The Dietary Approaches to Stop Hypertension, or DASH, diet has been consistently ranked by U.S. News & World Report as a top diet overall, and that comes as no surprise.right up arrow Unlike fad diets that call for extreme calorie or food-group restrictions without scientific evidence that supports their efficacy, the DASH diet involves manageable dietary changes that are flexible and rooted in proven nutritional advice.
This has made the eating plan popular among doctors, dietitians, and other health professionals in the United States, where heart disease remains the No. 1 killer among men and women.right up arrow High blood pressure (hypertension) is a big contributing factor to heart disease and affects an estimated 50 percent of American adults. One in three of those people don’t know they have hypertension.right up arrow Heart disease is also the leading cause of death around the world.right up arrow The good news is that lifestyle changes, including the switch to a healthy diet, may help lower blood pressure in patients with resistant hypertension, which is blood pressure that remains elevated despite medication, research suggests.right up arrow
The DASH diet was developed specifically to help people lower high blood pressure and is promoted by the National Heart, Lung, and Blood Institute (NHLBI), which is part of the National Institutes of Health.right up arrow Blood pressure readings higher than 130 millimeters of mercury (mmHg) for systolic blood pressure (the top number) and higher than 80 mmHg for diastolic (the bottom number) are considered high.right up arrow
The food options available on the DASH diet closely mirror the eating plan recommended in the U.S. Department of Agriculture’s MyPlate, with a focus on whole foods, such as fruit and veggies; fat-free or low-fat dairy; whole grains; and lean meats, fish, and poultry.right up arrow Meanwhile, the plan requires cutting back on, or preferably eliminating, processed foods, like sugary drinks and packaged snacks, and limiting red meat, which has been linked to increased risk of coronary heart disease.right up arrow
The DASH diet specifically meets the sodium requirements that can give people an edge over hypertension.right up arrow This means it’s a great diet for people who have high blood pressure or are looking to reduce their risk of heart disease, as well as those individuals who may be at risk of type 2 diabetes or are currently managing the condition.right up arrow
The standard DASH diet This plan limits sodium consumption to 2,300 milligrams (mg) per day.
The lower-sodium DASH diet This version calls for limiting sodium consumption to 1,500 mg per day.

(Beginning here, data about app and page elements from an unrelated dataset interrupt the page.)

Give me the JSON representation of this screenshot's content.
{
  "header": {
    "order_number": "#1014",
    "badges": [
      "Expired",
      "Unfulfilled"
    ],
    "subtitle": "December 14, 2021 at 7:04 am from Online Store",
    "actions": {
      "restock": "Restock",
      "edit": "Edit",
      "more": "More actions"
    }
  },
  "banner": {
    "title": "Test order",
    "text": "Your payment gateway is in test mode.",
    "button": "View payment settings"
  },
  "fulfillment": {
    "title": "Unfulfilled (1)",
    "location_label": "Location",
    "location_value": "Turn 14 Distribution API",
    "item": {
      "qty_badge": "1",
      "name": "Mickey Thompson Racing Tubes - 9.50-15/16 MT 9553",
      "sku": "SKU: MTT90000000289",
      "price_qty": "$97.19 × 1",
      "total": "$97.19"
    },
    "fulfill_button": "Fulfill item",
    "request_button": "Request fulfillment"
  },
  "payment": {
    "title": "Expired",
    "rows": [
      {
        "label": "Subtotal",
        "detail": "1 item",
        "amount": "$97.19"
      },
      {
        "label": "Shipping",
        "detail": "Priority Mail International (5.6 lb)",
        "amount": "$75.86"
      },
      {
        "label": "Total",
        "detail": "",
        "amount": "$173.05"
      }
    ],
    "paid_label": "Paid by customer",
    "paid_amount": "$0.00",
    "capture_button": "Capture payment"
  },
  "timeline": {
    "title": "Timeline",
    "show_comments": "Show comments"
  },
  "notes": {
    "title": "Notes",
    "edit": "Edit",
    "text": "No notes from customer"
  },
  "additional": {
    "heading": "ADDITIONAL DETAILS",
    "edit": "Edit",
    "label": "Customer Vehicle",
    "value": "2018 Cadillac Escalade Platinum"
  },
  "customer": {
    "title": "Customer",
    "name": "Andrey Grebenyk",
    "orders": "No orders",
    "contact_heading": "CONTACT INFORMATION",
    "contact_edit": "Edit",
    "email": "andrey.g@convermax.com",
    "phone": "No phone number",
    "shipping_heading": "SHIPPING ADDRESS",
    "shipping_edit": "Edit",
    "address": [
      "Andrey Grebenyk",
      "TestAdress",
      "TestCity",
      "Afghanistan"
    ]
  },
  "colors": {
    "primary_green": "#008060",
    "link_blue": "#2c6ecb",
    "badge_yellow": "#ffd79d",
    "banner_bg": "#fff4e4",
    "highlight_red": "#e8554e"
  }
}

The DASH diet works by limiting not only sodium but also saturated fat — both of which can be detrimental to heart health, says Kimberley Rose-Francis, RDN, CDCES, a dietitian and diabetes educator in Sebring, Florida. A diet that's heavy in salt can drive up blood pressure, which puts unnecessary strain on the heart muscle, Rose-Francis says. Saturated fat, on the other hand, can increase cholesterol levels. “Cholesterol has the potential of blocking or decreasing the flow of blood to the heart,” Rose-Francis says, adding that restricted blood flow can lead to heart attack and stroke.
The DASH diet also works by increasing foods that provide fiber, lean protein, and other nutrients thought to help lower blood pressure.right up arrow
People who want to lower their blood pressure should combine the diet with other healthy lifestyle approaches to manage hypertension, such as getting more exercise, losing weight, cutting back on alcohol consumption, and managing stress levels. Quitting smoking and getting plenty of sleep are also recommended and can improve your overall health.right up arrow